Where are there opportunities to unlearn or relearn?
Despite the fact that the number of people reporting to be LGB increases in the UK year on year, positive representation of bisexual people is greatly lacking in popular media. Head of Stonewall Ruth Hunt believes film and TV portrayals have a huge part to play in this tackling of bi erasure and biphobia from within and outside of the LGBTQ+ community.
Ms Hunt said to the BBC, “You never see bi characters faithfully and respectfully portrayed on television, at all…When you see someone bi on television it is always a matter of indecision, crisis and conflict.”
We have seen time and time again what positive, empowering and uplifting representation in TV and Film can do for marginalised people. The FX show ‘Pose’ has increased awareness and understanding around the experiences trans Women of Colour to great success, and the UK show ‘It’s a Sin’ by Russel T Davies shed much needed light on a time in gay and lesbian history in the UK in a way never seen before.
To enact sustainable change, it is time to look at this cultural definition of bisexuality once again, to “pass the mic” to bisexual creatives who can tell their stories better than anyone else, to align that definition with the real, joyful, validated and complex experiences that bisexual people have with their sexual orientation.
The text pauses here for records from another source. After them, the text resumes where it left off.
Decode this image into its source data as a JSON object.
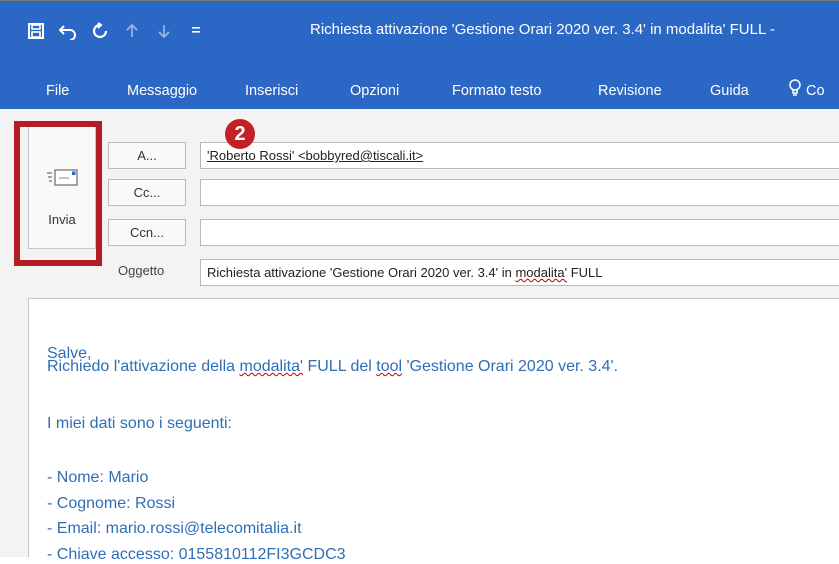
{
  "window": {
    "title": "Richiesta attivazione 'Gestione Orari 2020 ver. 3.4' in modalita' FULL  -"
  },
  "quick_access": [
    {
      "name": "save-icon"
    },
    {
      "name": "undo-icon"
    },
    {
      "name": "redo-icon"
    },
    {
      "name": "up-arrow-icon"
    },
    {
      "name": "down-arrow-icon"
    },
    {
      "name": "customize-qat-icon"
    }
  ],
  "menu": {
    "file": "File",
    "messaggio": "Messaggio",
    "inserisci": "Inserisci",
    "opzioni": "Opzioni",
    "formato_testo": "Formato testo",
    "revisione": "Revisione",
    "guida": "Guida",
    "tell_me": "Co"
  },
  "send": {
    "label": "Invia"
  },
  "fields": {
    "to_label": "A...",
    "to_value": "'Roberto Rossi' <bobbyred@tiscali.it>",
    "cc_label": "Cc...",
    "cc_value": "",
    "bcc_label": "Ccn...",
    "bcc_value": "",
    "subject_label": "Oggetto",
    "subject_prefix": "Richiesta attivazione 'Gestione Orari 2020 ver. 3.4' in ",
    "subject_misspelled": "modalita'",
    "subject_suffix": " FULL"
  },
  "badge": "2",
  "body": {
    "greeting": "Salve,",
    "line1_a": "Richiedo l'attivazione della ",
    "line1_b": "modalita'",
    "line1_c": " FULL del ",
    "line1_d": "tool",
    "line1_e": " 'Gestione Orari 2020 ver. 3.4'.",
    "line2": "I miei dati sono i seguenti:",
    "nome": "- Nome: Mario",
    "cognome": "- Cognome: Rossi",
    "email": "- Email: mario.rossi@telecomitalia.it",
    "chiave": "- Chiave accesso: 0155810112FI3GCDC3"
  },
  "colors": {
    "ribbon": "#2b67c4",
    "body_text": "#2f6eb5",
    "highlight": "#b21e24"
  }
}
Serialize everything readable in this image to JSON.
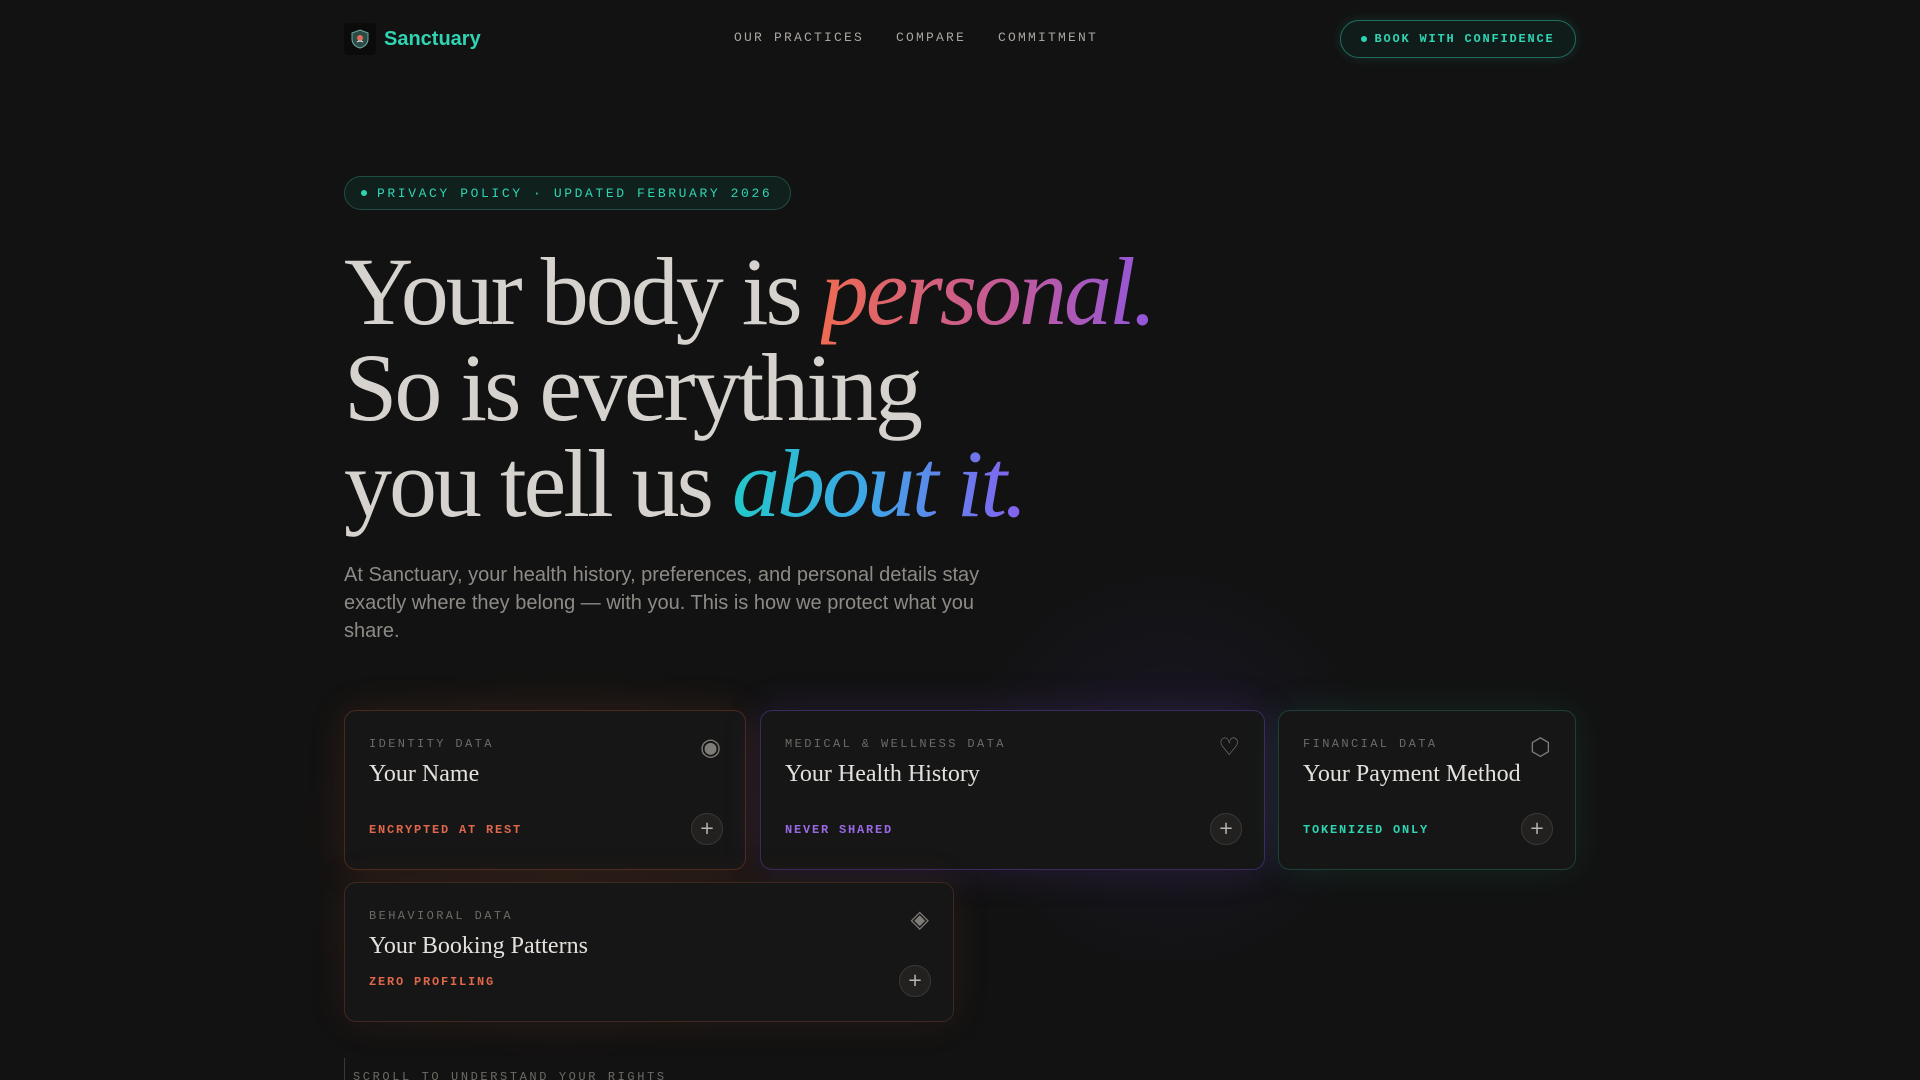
{
  "nav": {
    "brand": "Sanctuary",
    "links": [
      "OUR PRACTICES",
      "COMPARE",
      "COMMITMENT"
    ],
    "cta_label": "BOOK WITH CONFIDENCE"
  },
  "badge": {
    "text": "PRIVACY POLICY · UPDATED FEBRUARY 2026"
  },
  "hero": {
    "line1_plain": "Your body is ",
    "line1_accent": "personal.",
    "line2": "So is everything",
    "line3_plain": "you tell us ",
    "line3_accent": "about it."
  },
  "subtitle": "At Sanctuary, your health history, preferences, and personal details stay exactly where they belong — with you. This is how we protect what you share.",
  "cards": [
    {
      "category": "IDENTITY DATA",
      "title": "Your Name",
      "tag": "ENCRYPTED AT REST",
      "tag_color": "#e0674a",
      "icon": "target-icon",
      "glyph": "◉"
    },
    {
      "category": "MEDICAL & WELLNESS DATA",
      "title": "Your Health History",
      "tag": "NEVER SHARED",
      "tag_color": "#9a6ae6",
      "icon": "heart-icon",
      "glyph": "♡"
    },
    {
      "category": "FINANCIAL DATA",
      "title": "Your Payment Method",
      "tag": "TOKENIZED ONLY",
      "tag_color": "#2fd4b3",
      "icon": "hexagon-icon",
      "glyph": "⬡"
    },
    {
      "category": "BEHAVIORAL DATA",
      "title": "Your Booking Patterns",
      "tag": "ZERO PROFILING",
      "tag_color": "#e0674a",
      "icon": "diamond-icon",
      "glyph": "◈"
    }
  ],
  "expand_glyph": "+",
  "scroll_hint": "SCROLL TO UNDERSTAND YOUR RIGHTS",
  "colors": {
    "background": "#121212",
    "accent_teal": "#2fd4b3",
    "accent_coral": "#e0674a",
    "accent_violet": "#9a6ae6"
  }
}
For support on the issues discussed in this article you can find help and information at the LGBT Foundation, talk to the Switchboard LGBT+ helpline on 0300 330 0630 and use the Stonewall UK 'what's in my area' search tool to discover local support here.